Five reasons why ratings are down at Southwest Airlines

The American Customer Service Index released it's annual airline service ratings this week and the results for Southwest Airlines underscore what many travelers know already: the legendary customer service at Southwest is on the decline. The airline relinquished their long-held position at the top to Jet Blue after suffering a 4.9% drop in their satisfaction ratings, although their 77% rating still puts them well ahead of traditional legacy carriers US Airways, Delta, American, and United. (See the results here.)

What's behind the decrease in service quality? Here are my top five reasons:

1. The Merger
The airline's merger with Air-Tran is clearly pulling executives' attention away from other issues like service. While this is normal during an airline merger (see my post on the United-Contintental merger), it's unsettling to see it happening at Southwest. There's a great break down on the challenges Southwest is facing as a result of the Air-Tran merger on the website (see their explanation).

2. Seating
It's getting harder to get a good seat on a Southwest flight. Their open seating system, unaffectionately referred to as the "cattle call," has long been a disadvantage for Southwest Airlines. However, the process is starting to get worse as their are more options for people to pay a fee to get a better spot in line. A-list frequent flyers, Business Select passengers, and people purchasing the EarlyBird check-in option all get on before everyone else who either doesn't fly Southwest often enough or isn't willing to pay an extra fee. A recent J.D. Power survey found that fees for checked baggage leads to significantly lower customer satisfaction (see their study here) and Southwest has so far managed to steer clear of this practice, but charging fees to get on the plane sooner is likely to have a similar effect.

3. Cleanliness
Southwest's planes seem to be getting dirtier. They pride themselves in turning around a plane between flights faster than their competitors which ultimately means they have to invest in fewer planes. However, this efficiency is starting to come at a price. The lavatories are often disgusting, food wrappers are left in the pockets behind the seats, and crumbs are all over the cabin floor. 

4. Rapid Rewards
The changes Southwest made to their Rapid Rewards frequently flyer program are, uh, unrewarding. In his book, The Amazement Revolution, Shep Hyken talks about the power of making customers feel like members. The old Rapid Rewards program accomplished this nicely. You received a free round trip ticket after flying eight round trips (or sixteen one-way flights) and they even tossed in some drink coupons. It was simple to understand and chart your way towards your next free trip. The new program is based on points that somehow correspond with the fares you pay and can be redeemed for... Well, I'm not really sure how it works. I stopped caring once I had to get out my calculator to figure out if I was getting close to a free flight. I'm sure the new program makes perfect sense to Southwest's accountants, but it fails to create the same emotional connections with customers that their old program did.

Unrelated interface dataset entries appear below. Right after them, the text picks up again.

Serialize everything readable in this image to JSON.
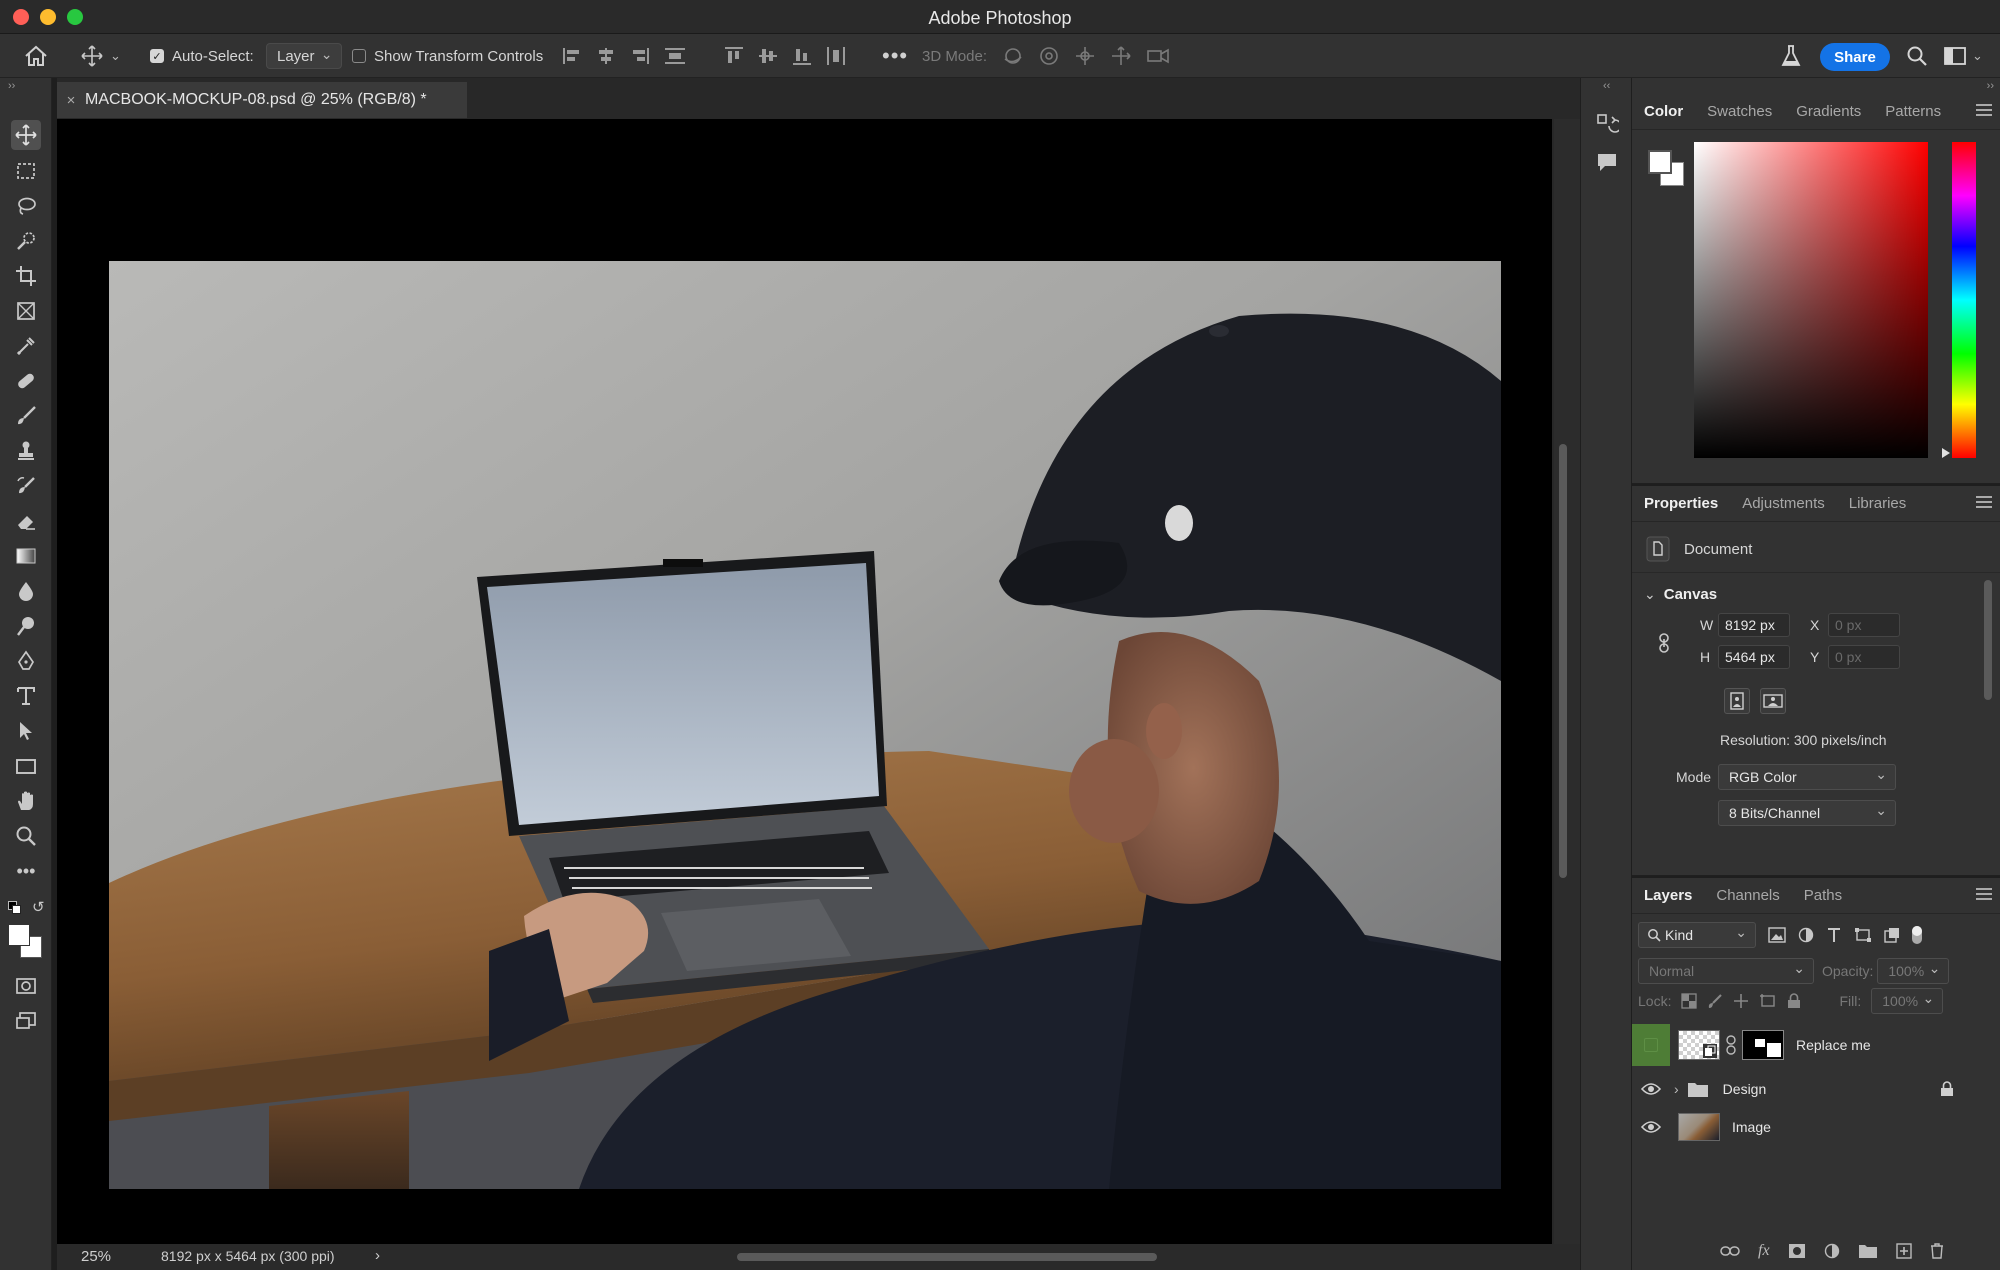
{
  "window": {
    "title": "Adobe Photoshop"
  },
  "options_bar": {
    "auto_select_label": "Auto-Select:",
    "auto_select_target": "Layer",
    "show_transform_label": "Show Transform Controls",
    "mode_3d_label": "3D Mode:",
    "share_label": "Share"
  },
  "document": {
    "tab_title": "MACBOOK-MOCKUP-08.psd @ 25% (RGB/8) *",
    "close_glyph": "×",
    "zoom": "25%",
    "info": "8192 px x 5464 px (300 ppi)",
    "info_arrow": "›"
  },
  "color_panel": {
    "tabs": [
      "Color",
      "Swatches",
      "Gradients",
      "Patterns"
    ],
    "active_tab": "Color",
    "colors": {
      "foreground": "#ffffff",
      "background": "#ffffff",
      "hue": "#ff0000"
    }
  },
  "properties_panel": {
    "tabs": [
      "Properties",
      "Adjustments",
      "Libraries"
    ],
    "active_tab": "Properties",
    "doc_label": "Document",
    "canvas_section": "Canvas",
    "width_label": "W",
    "width": "8192 px",
    "height_label": "H",
    "height": "5464 px",
    "x_label": "X",
    "x": "0 px",
    "y_label": "Y",
    "y": "0 px",
    "resolution": "Resolution: 300 pixels/inch",
    "mode_label": "Mode",
    "mode": "RGB Color",
    "bit_depth": "8 Bits/Channel"
  },
  "layers_panel": {
    "tabs": [
      "Layers",
      "Channels",
      "Paths"
    ],
    "active_tab": "Layers",
    "filter_kind": "Kind",
    "blend_mode": "Normal",
    "opacity_label": "Opacity:",
    "opacity": "100%",
    "lock_label": "Lock:",
    "fill_label": "Fill:",
    "fill": "100%",
    "layers": [
      {
        "name": "Replace me"
      },
      {
        "name": "Design"
      },
      {
        "name": "Image"
      }
    ]
  }
}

5. Customer Service
A little redundant, I know, but hear me out. I sent all of this feedback in an email to Southwest Airlines in keeping with my personal policy of sharing this sort of thing with companies before I write about it on my blog. Even the process of providing feedback was a service failure. I had to fill out thirteen required fields on their form just to submit my message and then I was directed to a screen that informed me it would take approximately five days for them to respond. Yikes! As you may know from my recent email response time survey (read that here), people generally expect a response within one business day. Five days is simply too long and after waiting three days without a response I've decided to go ahead with this post.

I'm a huge fan of Southwest Airlines and I hope they can turn things around. However, until they take steps to address some of these issues I know I'll be choosing them less frequently.